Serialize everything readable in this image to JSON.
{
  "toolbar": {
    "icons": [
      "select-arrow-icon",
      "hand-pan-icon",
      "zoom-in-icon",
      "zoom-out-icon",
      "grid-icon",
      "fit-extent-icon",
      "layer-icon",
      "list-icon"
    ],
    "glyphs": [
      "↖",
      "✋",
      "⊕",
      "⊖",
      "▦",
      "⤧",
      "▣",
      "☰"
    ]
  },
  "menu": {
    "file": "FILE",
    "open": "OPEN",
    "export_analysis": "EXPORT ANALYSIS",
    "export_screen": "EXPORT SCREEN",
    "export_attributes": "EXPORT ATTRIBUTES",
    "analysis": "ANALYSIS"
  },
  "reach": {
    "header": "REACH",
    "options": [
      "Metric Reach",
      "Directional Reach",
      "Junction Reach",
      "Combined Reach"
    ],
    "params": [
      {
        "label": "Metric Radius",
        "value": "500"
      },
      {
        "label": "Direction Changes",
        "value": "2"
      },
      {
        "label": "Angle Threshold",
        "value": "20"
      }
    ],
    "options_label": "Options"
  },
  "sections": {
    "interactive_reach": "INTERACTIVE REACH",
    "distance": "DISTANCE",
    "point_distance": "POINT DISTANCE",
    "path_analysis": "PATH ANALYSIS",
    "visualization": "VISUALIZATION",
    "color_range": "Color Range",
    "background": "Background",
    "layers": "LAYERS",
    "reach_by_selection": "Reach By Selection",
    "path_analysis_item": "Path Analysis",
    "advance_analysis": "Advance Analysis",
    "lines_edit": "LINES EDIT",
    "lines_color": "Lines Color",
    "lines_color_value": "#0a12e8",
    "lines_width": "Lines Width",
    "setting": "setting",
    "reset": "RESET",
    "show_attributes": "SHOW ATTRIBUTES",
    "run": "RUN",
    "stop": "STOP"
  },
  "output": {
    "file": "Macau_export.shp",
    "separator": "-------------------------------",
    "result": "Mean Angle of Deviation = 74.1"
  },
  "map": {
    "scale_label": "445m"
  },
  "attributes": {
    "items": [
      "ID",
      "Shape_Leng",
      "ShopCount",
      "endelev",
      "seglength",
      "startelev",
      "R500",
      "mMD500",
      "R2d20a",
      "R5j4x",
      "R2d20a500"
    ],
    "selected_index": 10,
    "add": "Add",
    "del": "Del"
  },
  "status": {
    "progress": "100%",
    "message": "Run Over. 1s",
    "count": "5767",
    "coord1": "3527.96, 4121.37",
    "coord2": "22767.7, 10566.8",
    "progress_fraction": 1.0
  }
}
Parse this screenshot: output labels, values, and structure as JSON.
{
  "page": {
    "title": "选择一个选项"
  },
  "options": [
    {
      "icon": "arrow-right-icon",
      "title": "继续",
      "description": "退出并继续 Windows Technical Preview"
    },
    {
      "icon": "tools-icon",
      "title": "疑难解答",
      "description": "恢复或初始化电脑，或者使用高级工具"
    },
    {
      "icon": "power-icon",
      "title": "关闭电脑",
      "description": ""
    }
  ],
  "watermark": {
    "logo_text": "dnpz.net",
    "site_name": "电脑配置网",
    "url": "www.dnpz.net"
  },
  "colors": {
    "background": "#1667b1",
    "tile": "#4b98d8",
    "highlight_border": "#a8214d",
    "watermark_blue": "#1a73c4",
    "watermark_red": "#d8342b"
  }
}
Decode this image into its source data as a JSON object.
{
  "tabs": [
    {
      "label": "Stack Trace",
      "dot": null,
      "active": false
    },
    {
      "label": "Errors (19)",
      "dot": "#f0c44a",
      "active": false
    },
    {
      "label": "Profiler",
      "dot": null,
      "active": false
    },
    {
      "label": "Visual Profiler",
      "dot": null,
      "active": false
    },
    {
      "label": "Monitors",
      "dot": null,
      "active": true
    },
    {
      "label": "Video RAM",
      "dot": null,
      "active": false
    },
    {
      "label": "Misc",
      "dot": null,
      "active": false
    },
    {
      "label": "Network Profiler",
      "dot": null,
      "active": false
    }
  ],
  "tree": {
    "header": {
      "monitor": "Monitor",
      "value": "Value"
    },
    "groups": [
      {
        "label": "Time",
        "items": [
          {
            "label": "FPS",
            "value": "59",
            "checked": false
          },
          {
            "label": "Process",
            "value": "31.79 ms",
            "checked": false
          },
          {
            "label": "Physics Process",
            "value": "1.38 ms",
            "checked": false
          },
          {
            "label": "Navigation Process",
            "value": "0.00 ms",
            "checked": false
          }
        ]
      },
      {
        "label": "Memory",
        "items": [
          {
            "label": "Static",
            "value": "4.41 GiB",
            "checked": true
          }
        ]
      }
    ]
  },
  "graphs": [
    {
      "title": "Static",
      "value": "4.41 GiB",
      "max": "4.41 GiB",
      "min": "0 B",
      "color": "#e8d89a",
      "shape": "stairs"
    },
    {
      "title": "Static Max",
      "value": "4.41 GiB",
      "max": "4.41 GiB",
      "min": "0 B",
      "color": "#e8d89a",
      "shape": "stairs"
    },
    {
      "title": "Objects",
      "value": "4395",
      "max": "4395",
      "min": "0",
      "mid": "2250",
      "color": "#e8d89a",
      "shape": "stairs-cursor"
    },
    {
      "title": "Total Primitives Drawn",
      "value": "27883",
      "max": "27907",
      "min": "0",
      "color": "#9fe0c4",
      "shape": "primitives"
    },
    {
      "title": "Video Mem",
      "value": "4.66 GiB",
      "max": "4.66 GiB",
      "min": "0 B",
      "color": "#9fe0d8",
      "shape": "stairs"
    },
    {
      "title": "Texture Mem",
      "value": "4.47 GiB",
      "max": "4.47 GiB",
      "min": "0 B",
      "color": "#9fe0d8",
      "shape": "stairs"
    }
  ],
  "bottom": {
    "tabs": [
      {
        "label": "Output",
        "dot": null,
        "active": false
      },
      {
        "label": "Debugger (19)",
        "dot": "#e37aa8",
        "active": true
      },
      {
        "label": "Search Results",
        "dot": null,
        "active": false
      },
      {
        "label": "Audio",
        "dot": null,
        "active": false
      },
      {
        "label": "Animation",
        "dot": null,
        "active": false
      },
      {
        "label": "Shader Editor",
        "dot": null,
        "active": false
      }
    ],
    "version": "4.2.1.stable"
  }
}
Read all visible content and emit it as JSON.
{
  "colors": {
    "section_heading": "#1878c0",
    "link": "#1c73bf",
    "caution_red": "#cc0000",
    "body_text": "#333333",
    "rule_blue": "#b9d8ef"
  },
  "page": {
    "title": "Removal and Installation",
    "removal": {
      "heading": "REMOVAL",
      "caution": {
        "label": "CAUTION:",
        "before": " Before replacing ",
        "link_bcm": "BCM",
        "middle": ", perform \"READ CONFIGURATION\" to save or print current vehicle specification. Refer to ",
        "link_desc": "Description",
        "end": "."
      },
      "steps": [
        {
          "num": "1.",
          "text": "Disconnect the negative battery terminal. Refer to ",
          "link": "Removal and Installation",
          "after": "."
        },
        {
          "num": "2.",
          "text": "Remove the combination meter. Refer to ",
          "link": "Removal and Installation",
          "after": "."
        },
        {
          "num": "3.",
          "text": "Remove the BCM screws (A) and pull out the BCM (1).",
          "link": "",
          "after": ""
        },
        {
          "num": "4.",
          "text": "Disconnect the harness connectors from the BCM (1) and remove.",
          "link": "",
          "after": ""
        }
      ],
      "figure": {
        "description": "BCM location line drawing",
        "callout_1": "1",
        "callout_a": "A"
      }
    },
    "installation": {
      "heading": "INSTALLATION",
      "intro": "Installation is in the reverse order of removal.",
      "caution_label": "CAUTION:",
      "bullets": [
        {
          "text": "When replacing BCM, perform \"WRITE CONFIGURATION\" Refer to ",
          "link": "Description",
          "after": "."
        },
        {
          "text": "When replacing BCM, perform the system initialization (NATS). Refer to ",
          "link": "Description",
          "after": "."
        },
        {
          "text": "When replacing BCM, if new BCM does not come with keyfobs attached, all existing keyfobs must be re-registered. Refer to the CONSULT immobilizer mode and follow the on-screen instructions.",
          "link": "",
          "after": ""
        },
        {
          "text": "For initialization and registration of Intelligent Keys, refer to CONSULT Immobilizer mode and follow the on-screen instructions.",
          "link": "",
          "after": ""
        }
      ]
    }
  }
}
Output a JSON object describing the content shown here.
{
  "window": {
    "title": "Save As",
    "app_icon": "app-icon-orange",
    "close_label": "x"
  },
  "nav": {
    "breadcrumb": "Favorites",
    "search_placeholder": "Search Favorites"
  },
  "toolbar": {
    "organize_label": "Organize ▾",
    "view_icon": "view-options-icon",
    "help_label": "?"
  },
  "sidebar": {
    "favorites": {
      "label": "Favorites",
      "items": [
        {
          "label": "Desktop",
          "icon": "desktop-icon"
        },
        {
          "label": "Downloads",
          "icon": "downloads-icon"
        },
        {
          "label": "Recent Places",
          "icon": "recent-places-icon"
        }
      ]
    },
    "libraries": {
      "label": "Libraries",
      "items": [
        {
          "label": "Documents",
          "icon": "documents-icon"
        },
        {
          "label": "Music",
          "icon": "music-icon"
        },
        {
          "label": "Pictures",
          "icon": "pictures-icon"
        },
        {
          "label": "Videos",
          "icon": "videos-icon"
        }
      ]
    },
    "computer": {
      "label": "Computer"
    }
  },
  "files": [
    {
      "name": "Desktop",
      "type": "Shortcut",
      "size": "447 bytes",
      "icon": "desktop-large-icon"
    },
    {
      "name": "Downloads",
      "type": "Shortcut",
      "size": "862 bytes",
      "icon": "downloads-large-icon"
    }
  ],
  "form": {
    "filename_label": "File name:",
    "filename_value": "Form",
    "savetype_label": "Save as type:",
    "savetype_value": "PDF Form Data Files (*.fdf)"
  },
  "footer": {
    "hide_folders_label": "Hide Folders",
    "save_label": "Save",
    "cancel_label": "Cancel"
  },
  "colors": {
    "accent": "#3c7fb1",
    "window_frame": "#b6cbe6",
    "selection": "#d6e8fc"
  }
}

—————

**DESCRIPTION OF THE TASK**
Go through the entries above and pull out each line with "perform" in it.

**ANSWER SECTION**
        "middle": ", perform \"READ CONFIGURATION\" to save or print current vehicle specification. Refer to ",
          "text": "When replacing BCM, perform \"WRITE CONFIGURATION\" Refer to ",
          "text": "When replacing BCM, perform the system initialization (NATS). Refer to ",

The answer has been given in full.